She, along with the help of her priest, Reverend Marie Z, Swayze, started "a clinic where we could see people freely who had no insurance and without them having to worry if they could pay for their care or not," she says. The Clinic, as it is known, opened its doors in 2002 in a former church rectory of St. Peter's Episcopal Church in Phoenixville, Pennsylvania. She and Mother Marie raised $400,000 to restore the dilapidated Victorian building and in exchange, the church leases it to them for $1 a year. Since it opened, Lorna and her colleagues have treated about 60,000 patients from 105 different countries. Ten percent are children and all are younger than 65, as they do not accept Medicare or Medicaid patients. The Clinic is funded entirely by grants and individual contributions.
"We are kind of ambassadors for 'good' in that our Albanian and our Uzbekistan and our Peruvian visitors get hands-on, quality health care with the meds they require," she says. A huge world map hangs on the wall and Lorna's patients get a kick out of placing a pin on their homeland.
Last year, for the first time, they had to institute geographical boundaries because of the sheer number of patients. "Before the boundaries, people were traveling from New Jersey, Delaware and all over Eastern Pennsylvania to get to us," says Lorna. "We need to have way more clinics such as this."

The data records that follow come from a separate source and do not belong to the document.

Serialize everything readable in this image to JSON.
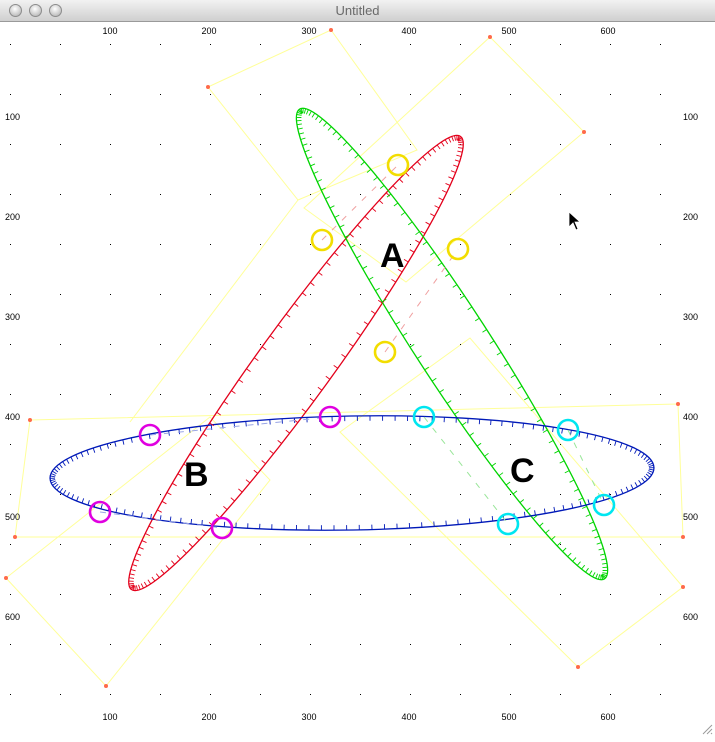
{
  "window": {
    "title": "Untitled"
  },
  "axes": {
    "x_labels": [
      "100",
      "200",
      "300",
      "400",
      "500",
      "600"
    ],
    "y_labels": [
      "100",
      "200",
      "300",
      "400",
      "500",
      "600"
    ]
  },
  "regions": {
    "a": "A",
    "b": "B",
    "c": "C"
  },
  "colors": {
    "red_ellipse": "#e3001b",
    "green_ellipse": "#00d400",
    "blue_ellipse": "#0019b8",
    "guide": "#ffff99",
    "control_point": "#ff6a4a",
    "yellow_marker": "#f2dd00",
    "magenta_marker": "#e000e0",
    "cyan_marker": "#00e6f0"
  },
  "icons": [
    "close-icon",
    "minimize-icon",
    "zoom-icon",
    "cursor-arrow-icon",
    "resize-grip-icon"
  ]
}
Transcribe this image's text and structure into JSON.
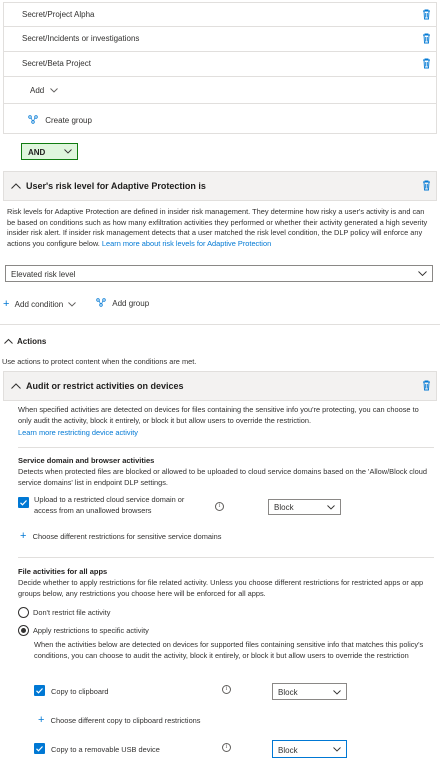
{
  "groups": [
    {
      "label": "Secret/Project Alpha"
    },
    {
      "label": "Secret/Incidents or investigations"
    },
    {
      "label": "Secret/Beta Project"
    }
  ],
  "add_label": "Add",
  "create_group_label": "Create group",
  "operator_value": "AND",
  "risk_section": {
    "title": "User's risk level for Adaptive Protection is",
    "description": "Risk levels for Adaptive Protection are defined in insider risk management. They determine how risky a user's activity is and can be based on conditions such as how many exfiltration activities they performed or whether their activity generated a high severity insider risk alert. If insider risk management detects that a user matched the risk level condition, the DLP policy will enforce any actions you configure below.",
    "learn_more_link": "Learn more about risk levels for Adaptive Protection",
    "selected_level": "Elevated risk level"
  },
  "add_condition_label": "Add condition",
  "add_group_label": "Add group",
  "actions": {
    "title": "Actions",
    "description": "Use actions to protect content when the conditions are met."
  },
  "audit_section": {
    "title": "Audit or restrict activities on devices",
    "description": "When specified activities are detected on devices for files containing the sensitive info you're protecting, you can choose to only audit the activity, block it entirely, or block it but allow users to override the restriction.",
    "learn_more_link": "Learn more restricting device activity",
    "service_domain": {
      "title": "Service domain and browser activities",
      "description": "Detects when protected files are blocked or allowed to be uploaded to cloud service domains based on the 'Allow/Block cloud service domains' list in endpoint DLP settings.",
      "upload_label": "Upload to a restricted cloud service domain or access from an unallowed browsers",
      "upload_action": "Block",
      "choose_label": "Choose different restrictions for sensitive service domains"
    },
    "file_activities": {
      "title": "File activities for all apps",
      "description": "Decide whether to apply restrictions for file related activity. Unless you choose different restrictions for restricted apps or app groups below, any restrictions you choose here will be enforced for all apps.",
      "radio_dont": "Don't restrict file activity",
      "radio_apply": "Apply restrictions to specific activity",
      "apply_description": "When the activities below are detected on devices for supported files containing sensitive info that matches this policy's conditions, you can choose to audit the activity, block it entirely, or block it but allow users to override the restriction",
      "clipboard_label": "Copy to clipboard",
      "clipboard_action": "Block",
      "clipboard_choose_label": "Choose different copy to clipboard restrictions",
      "usb_label": "Copy to a removable USB device",
      "usb_action": "Block"
    }
  },
  "colors": {
    "accent": "#0078d4",
    "operator_bg": "#dff6dd",
    "operator_border": "#107c10",
    "header_bg": "#f3f2f1"
  }
}
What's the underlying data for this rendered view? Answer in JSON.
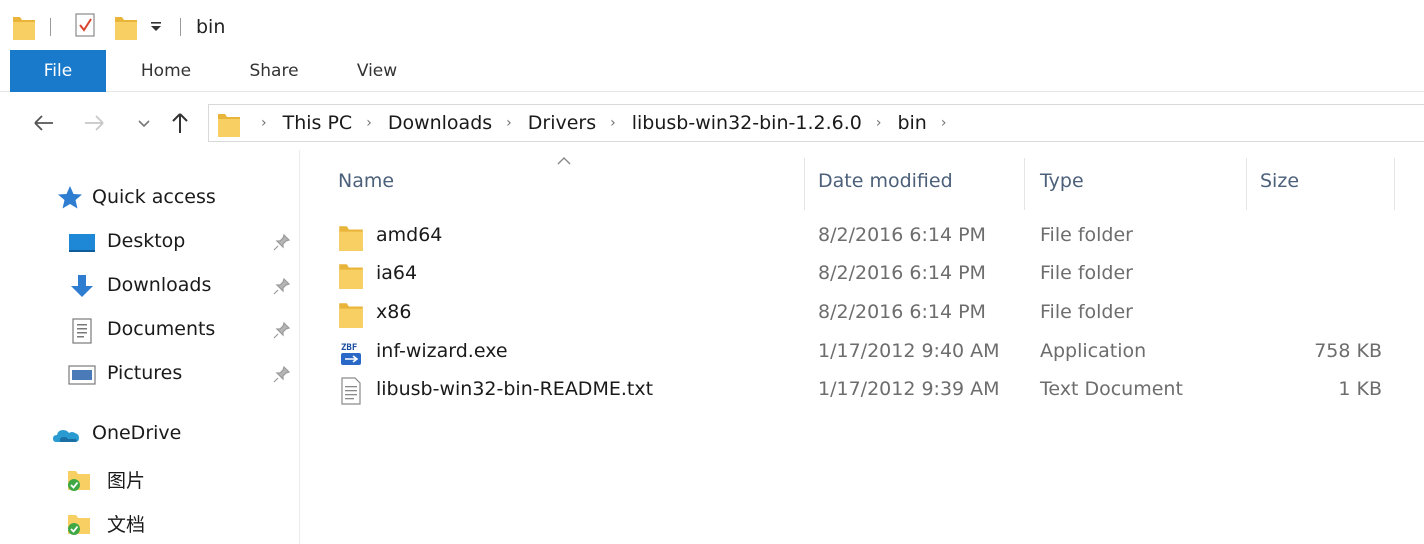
{
  "window": {
    "title": "bin",
    "qat": {
      "folder_icon": "folder-icon",
      "properties_icon": "properties-check-icon",
      "new_folder_icon": "new-folder-icon",
      "dropdown_icon": "customize-dropdown-icon"
    }
  },
  "ribbon": {
    "tabs": [
      {
        "label": "File"
      },
      {
        "label": "Home"
      },
      {
        "label": "Share"
      },
      {
        "label": "View"
      }
    ],
    "active_color": "#1979ca"
  },
  "navigation": {
    "back_icon": "back-arrow-icon",
    "forward_icon": "forward-arrow-icon",
    "recent_icon": "chevron-down-icon",
    "up_icon": "up-arrow-icon"
  },
  "address_bar": {
    "breadcrumbs": [
      "This PC",
      "Downloads",
      "Drivers",
      "libusb-win32-bin-1.2.6.0",
      "bin"
    ],
    "separator": "›"
  },
  "sidebar": {
    "sections": [
      {
        "label": "Quick access",
        "icon": "star-icon"
      },
      {
        "label": "Desktop",
        "icon": "desktop-icon",
        "pinned": true
      },
      {
        "label": "Downloads",
        "icon": "download-icon",
        "pinned": true
      },
      {
        "label": "Documents",
        "icon": "documents-icon",
        "pinned": true
      },
      {
        "label": "Pictures",
        "icon": "pictures-icon",
        "pinned": true
      },
      {
        "label": "OneDrive",
        "icon": "onedrive-icon"
      },
      {
        "label": "图片",
        "icon": "synced-folder-icon"
      },
      {
        "label": "文档",
        "icon": "synced-folder-icon"
      }
    ]
  },
  "file_list": {
    "columns": {
      "name": "Name",
      "date": "Date modified",
      "type": "Type",
      "size": "Size"
    },
    "sort_indicator": "^",
    "rows": [
      {
        "name": "amd64",
        "date": "8/2/2016 6:14 PM",
        "type": "File folder",
        "size": "",
        "icon": "folder-icon"
      },
      {
        "name": "ia64",
        "date": "8/2/2016 6:14 PM",
        "type": "File folder",
        "size": "",
        "icon": "folder-icon"
      },
      {
        "name": "x86",
        "date": "8/2/2016 6:14 PM",
        "type": "File folder",
        "size": "",
        "icon": "folder-icon"
      },
      {
        "name": "inf-wizard.exe",
        "date": "1/17/2012 9:40 AM",
        "type": "Application",
        "size": "758 KB",
        "icon": "application-exe-icon"
      },
      {
        "name": "libusb-win32-bin-README.txt",
        "date": "1/17/2012 9:39 AM",
        "type": "Text Document",
        "size": "1 KB",
        "icon": "text-document-icon"
      }
    ]
  },
  "colors": {
    "folder": "#f5c451",
    "header_text": "#4c607a",
    "secondary_text": "#6d6d6d",
    "accent": "#1979ca"
  }
}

Lorna's Son Sam Says: "I suppose it's hard to separate her top qualities from her professional life, I mean how many kids can fall off their bike and actually have their mom make it all better? That's pretty great stuff, having an in-house doctor growing up. The flip side was that I still hold the record for the fewest sick days ever at my elementary school, 20 years later! I remember watching how Elliot faked being sick in ET and thinking, 'That would never work on Mom.'"
Recognition: Huggins Heroes Award in 2006; GlaxoSmithKline Impact Award, which included a $50,000 grant, in 2007; CNN "Medical Marvel" Hero in 2008; People Magazine "Hero Among Us" in 2009
Lorna's Guilty Pleasures: Baking cookies and muffins; embroidering; reading; and Sudoku: "I'm really, really good at Sudoku puzzles. I do the really, really hard ones."
Lorna's Best Advice: "It feels so good to be able to help somebody in a tight spot. Whether it be medial care or nothing to eat or whatever that tight spot is, to be able to help somebody is a wonderful, wonderful feeling."
Related: Amazing Mom: Leslie Nordin
Want to see who else made the list? Click here for the rest of AOL's 2010 Amazing Moms!
Ask Us Anything About Parenting
- Would you request up front payment from foreign nation and a recurring debt with the united states
- Why would a RN to a terminally-ll child would walk out of her job & never say goodby to her patient?
- If a person could build a space shuttle could a government afford to pay him excluding restrictions?
Start by teaching him that it is safe to do so.